Sunday, 21st April 2019


Youth workers provide a range of local, regional and national recreation activities to benefit the social and academic development of children, teenagers and young adults. Youth work exists in various different areas: religious work; government-organised work; charity work; working with young people from disadvantaged backgrounds and working with children with behavioural problems.

Religious, or faith-based work, involves the teaching and guiding of young people according to a set of moral codes specific to a given religion. This type of youth work is popular and fairly prevalent in large, multicultural cities throughout the UK. Youth workers may organise and attend social events in or out of a place of worship, teaching sessions, excursions and cultural exchanges.

Government-funded youth workers will generally work within a more secular environment, in local and regional groups and with underprivileged communities, to run various educational and vocational activities for local young people. The type of work that could be undertaken by a youth worker is extremely diverse and could range from coaching sports locally or teaching sexual health to organising jumble sales at community centres. The primary role of a youth worker is to create a positive and instructive atmosphere in which young people can develop socially, emotionally and sometimes academically.

Youth workers may be required to travel or accompany children on excursions in minibuses, for which they will need to obtain a Passenger Carrying Vehicles (PCV) license.

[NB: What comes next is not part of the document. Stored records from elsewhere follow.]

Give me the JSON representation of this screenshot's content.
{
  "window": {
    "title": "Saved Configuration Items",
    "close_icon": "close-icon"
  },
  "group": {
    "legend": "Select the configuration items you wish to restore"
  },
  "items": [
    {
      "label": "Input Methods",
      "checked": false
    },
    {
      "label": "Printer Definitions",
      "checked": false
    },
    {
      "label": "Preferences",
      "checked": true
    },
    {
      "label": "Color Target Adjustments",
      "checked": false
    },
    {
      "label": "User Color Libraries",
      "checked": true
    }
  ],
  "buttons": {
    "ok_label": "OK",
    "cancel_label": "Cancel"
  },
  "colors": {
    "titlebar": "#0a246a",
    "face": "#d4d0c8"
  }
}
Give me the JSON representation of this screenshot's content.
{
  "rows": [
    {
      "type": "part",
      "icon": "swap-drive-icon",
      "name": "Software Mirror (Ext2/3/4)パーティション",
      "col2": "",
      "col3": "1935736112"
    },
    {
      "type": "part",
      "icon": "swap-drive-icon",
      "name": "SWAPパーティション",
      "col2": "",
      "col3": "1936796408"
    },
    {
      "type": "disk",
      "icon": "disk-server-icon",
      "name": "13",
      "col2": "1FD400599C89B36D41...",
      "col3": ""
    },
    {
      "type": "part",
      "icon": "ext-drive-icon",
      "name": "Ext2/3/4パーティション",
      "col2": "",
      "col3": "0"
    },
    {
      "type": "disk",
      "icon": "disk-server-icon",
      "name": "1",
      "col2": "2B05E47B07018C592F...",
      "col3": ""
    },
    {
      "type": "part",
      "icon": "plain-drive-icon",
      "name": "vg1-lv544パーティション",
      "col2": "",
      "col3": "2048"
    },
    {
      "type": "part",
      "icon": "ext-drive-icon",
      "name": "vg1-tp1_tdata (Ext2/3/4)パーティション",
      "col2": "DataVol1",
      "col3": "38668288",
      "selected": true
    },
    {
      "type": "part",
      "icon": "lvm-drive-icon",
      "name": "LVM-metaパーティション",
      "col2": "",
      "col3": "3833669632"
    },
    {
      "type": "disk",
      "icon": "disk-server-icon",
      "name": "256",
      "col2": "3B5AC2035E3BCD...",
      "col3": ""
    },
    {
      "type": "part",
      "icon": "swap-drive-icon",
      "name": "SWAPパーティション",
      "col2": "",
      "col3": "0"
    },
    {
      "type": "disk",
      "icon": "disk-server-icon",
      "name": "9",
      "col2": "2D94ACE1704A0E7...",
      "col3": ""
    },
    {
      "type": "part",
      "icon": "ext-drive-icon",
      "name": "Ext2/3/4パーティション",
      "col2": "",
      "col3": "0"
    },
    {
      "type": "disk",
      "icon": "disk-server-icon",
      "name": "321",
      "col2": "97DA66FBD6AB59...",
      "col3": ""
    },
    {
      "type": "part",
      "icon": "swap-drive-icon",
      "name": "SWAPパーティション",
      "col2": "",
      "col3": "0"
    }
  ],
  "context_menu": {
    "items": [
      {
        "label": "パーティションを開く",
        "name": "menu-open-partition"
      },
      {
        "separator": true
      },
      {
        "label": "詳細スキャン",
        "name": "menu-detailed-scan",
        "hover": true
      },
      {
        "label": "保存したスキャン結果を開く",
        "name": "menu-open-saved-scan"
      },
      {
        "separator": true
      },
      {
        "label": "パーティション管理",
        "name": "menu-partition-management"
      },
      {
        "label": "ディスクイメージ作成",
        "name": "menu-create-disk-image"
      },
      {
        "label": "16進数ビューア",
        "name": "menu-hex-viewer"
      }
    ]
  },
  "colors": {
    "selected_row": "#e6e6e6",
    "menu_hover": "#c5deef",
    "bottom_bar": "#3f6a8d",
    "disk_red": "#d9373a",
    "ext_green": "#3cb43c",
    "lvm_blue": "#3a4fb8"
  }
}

Some youth workers specialise in working with children with criminal or troubling behaviour. They may work with young people on a one-to-one basis, or they might work with groups of youths in correctional facilities. This type of youth work is closely linked to counselling and youth workers aim to both source the problems and facilitate the rehabilitation of these young people.